:: Supplied material

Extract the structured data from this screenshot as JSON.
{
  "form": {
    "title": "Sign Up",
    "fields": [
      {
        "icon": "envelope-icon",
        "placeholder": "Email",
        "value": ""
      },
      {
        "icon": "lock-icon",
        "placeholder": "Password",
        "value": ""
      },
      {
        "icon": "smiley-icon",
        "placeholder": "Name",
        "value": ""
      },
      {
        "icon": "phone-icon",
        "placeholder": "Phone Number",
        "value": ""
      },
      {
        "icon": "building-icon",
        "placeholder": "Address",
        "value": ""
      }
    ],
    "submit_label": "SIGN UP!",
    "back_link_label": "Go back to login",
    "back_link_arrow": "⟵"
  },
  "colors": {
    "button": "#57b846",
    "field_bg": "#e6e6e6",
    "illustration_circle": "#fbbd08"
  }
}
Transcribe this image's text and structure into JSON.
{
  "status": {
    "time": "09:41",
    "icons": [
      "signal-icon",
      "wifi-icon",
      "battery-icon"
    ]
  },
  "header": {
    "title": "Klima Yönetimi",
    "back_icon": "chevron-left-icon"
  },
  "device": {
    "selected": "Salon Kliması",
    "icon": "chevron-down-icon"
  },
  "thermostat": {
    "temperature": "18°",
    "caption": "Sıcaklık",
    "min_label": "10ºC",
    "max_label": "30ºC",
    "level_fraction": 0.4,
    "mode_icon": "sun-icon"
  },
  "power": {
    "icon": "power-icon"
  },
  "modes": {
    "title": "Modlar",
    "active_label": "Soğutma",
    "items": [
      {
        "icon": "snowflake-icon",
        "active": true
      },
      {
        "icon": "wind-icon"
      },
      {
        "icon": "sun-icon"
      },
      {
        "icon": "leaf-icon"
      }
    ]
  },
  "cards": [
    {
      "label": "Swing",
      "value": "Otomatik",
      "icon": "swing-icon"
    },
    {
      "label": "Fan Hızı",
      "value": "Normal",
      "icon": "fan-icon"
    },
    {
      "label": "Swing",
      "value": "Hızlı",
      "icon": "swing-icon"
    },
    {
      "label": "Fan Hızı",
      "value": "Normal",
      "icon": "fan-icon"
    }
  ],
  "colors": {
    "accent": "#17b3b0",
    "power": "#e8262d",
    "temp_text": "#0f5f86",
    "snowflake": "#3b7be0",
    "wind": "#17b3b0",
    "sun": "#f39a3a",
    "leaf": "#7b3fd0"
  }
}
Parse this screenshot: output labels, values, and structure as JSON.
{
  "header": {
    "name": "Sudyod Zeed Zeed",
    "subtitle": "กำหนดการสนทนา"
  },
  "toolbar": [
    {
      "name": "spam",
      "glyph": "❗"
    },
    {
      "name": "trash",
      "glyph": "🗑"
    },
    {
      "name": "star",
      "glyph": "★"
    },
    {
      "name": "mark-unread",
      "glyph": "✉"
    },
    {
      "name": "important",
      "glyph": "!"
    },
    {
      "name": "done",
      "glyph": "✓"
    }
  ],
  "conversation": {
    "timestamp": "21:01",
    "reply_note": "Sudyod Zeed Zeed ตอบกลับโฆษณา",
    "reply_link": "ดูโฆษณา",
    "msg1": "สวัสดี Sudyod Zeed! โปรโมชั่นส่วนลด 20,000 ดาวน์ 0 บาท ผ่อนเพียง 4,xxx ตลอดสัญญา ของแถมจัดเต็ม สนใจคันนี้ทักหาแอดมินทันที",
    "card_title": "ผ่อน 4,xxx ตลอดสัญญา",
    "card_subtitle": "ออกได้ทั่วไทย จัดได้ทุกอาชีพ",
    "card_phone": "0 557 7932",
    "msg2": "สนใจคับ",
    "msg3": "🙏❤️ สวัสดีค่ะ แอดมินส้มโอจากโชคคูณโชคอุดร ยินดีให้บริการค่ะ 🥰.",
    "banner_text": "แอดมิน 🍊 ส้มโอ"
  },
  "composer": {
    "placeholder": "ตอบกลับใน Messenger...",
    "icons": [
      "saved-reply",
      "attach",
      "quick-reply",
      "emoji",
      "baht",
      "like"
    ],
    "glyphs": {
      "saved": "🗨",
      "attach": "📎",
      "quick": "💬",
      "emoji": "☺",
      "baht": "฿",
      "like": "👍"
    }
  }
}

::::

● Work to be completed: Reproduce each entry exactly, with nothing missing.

● Answer section:
Extract the structured data from this screenshot as JSON.
{
  "form": {
    "title": "Sign Up",
    "fields": [
      {
        "icon": "envelope-icon",
        "placeholder": "Email",
        "value": ""
      },
      {
        "icon": "lock-icon",
        "placeholder": "Password",
        "value": ""
      },
      {
        "icon": "smiley-icon",
        "placeholder": "Name",
        "value": ""
      },
      {
        "icon": "phone-icon",
        "placeholder": "Phone Number",
        "value": ""
      },
      {
        "icon": "building-icon",
        "placeholder": "Address",
        "value": ""
      }
    ],
    "submit_label": "SIGN UP!",
    "back_link_label": "Go back to login",
    "back_link_arrow": "⟵"
  },
  "colors": {
    "button": "#57b846",
    "field_bg": "#e6e6e6",
    "illustration_circle": "#fbbd08"
  }
}
Transcribe this image's text and structure into JSON.
{
  "status": {
    "time": "09:41",
    "icons": [
      "signal-icon",
      "wifi-icon",
      "battery-icon"
    ]
  },
  "header": {
    "title": "Klima Yönetimi",
    "back_icon": "chevron-left-icon"
  },
  "device": {
    "selected": "Salon Kliması",
    "icon": "chevron-down-icon"
  },
  "thermostat": {
    "temperature": "18°",
    "caption": "Sıcaklık",
    "min_label": "10ºC",
    "max_label": "30ºC",
    "level_fraction": 0.4,
    "mode_icon": "sun-icon"
  },
  "power": {
    "icon": "power-icon"
  },
  "modes": {
    "title": "Modlar",
    "active_label": "Soğutma",
    "items": [
      {
        "icon": "snowflake-icon",
        "active": true
      },
      {
        "icon": "wind-icon"
      },
      {
        "icon": "sun-icon"
      },
      {
        "icon": "leaf-icon"
      }
    ]
  },
  "cards": [
    {
      "label": "Swing",
      "value": "Otomatik",
      "icon": "swing-icon"
    },
    {
      "label": "Fan Hızı",
      "value": "Normal",
      "icon": "fan-icon"
    },
    {
      "label": "Swing",
      "value": "Hızlı",
      "icon": "swing-icon"
    },
    {
      "label": "Fan Hızı",
      "value": "Normal",
      "icon": "fan-icon"
    }
  ],
  "colors": {
    "accent": "#17b3b0",
    "power": "#e8262d",
    "temp_text": "#0f5f86",
    "snowflake": "#3b7be0",
    "wind": "#17b3b0",
    "sun": "#f39a3a",
    "leaf": "#7b3fd0"
  }
}
Parse this screenshot: output labels, values, and structure as JSON.
{
  "header": {
    "name": "Sudyod Zeed Zeed",
    "subtitle": "กำหนดการสนทนา"
  },
  "toolbar": [
    {
      "name": "spam",
      "glyph": "❗"
    },
    {
      "name": "trash",
      "glyph": "🗑"
    },
    {
      "name": "star",
      "glyph": "★"
    },
    {
      "name": "mark-unread",
      "glyph": "✉"
    },
    {
      "name": "important",
      "glyph": "!"
    },
    {
      "name": "done",
      "glyph": "✓"
    }
  ],
  "conversation": {
    "timestamp": "21:01",
    "reply_note": "Sudyod Zeed Zeed ตอบกลับโฆษณา",
    "reply_link": "ดูโฆษณา",
    "msg1": "สวัสดี Sudyod Zeed! โปรโมชั่นส่วนลด 20,000 ดาวน์ 0 บาท ผ่อนเพียง 4,xxx ตลอดสัญญา ของแถมจัดเต็ม สนใจคันนี้ทักหาแอดมินทันที",
    "card_title": "ผ่อน 4,xxx ตลอดสัญญา",
    "card_subtitle": "ออกได้ทั่วไทย จัดได้ทุกอาชีพ",
    "card_phone": "0 557 7932",
    "msg2": "สนใจคับ",
    "msg3": "🙏❤️ สวัสดีค่ะ แอดมินส้มโอจากโชคคูณโชคอุดร ยินดีให้บริการค่ะ 🥰.",
    "banner_text": "แอดมิน 🍊 ส้มโอ"
  },
  "composer": {
    "placeholder": "ตอบกลับใน Messenger...",
    "icons": [
      "saved-reply",
      "attach",
      "quick-reply",
      "emoji",
      "baht",
      "like"
    ],
    "glyphs": {
      "saved": "🗨",
      "attach": "📎",
      "quick": "💬",
      "emoji": "☺",
      "baht": "฿",
      "like": "👍"
    }
  }
}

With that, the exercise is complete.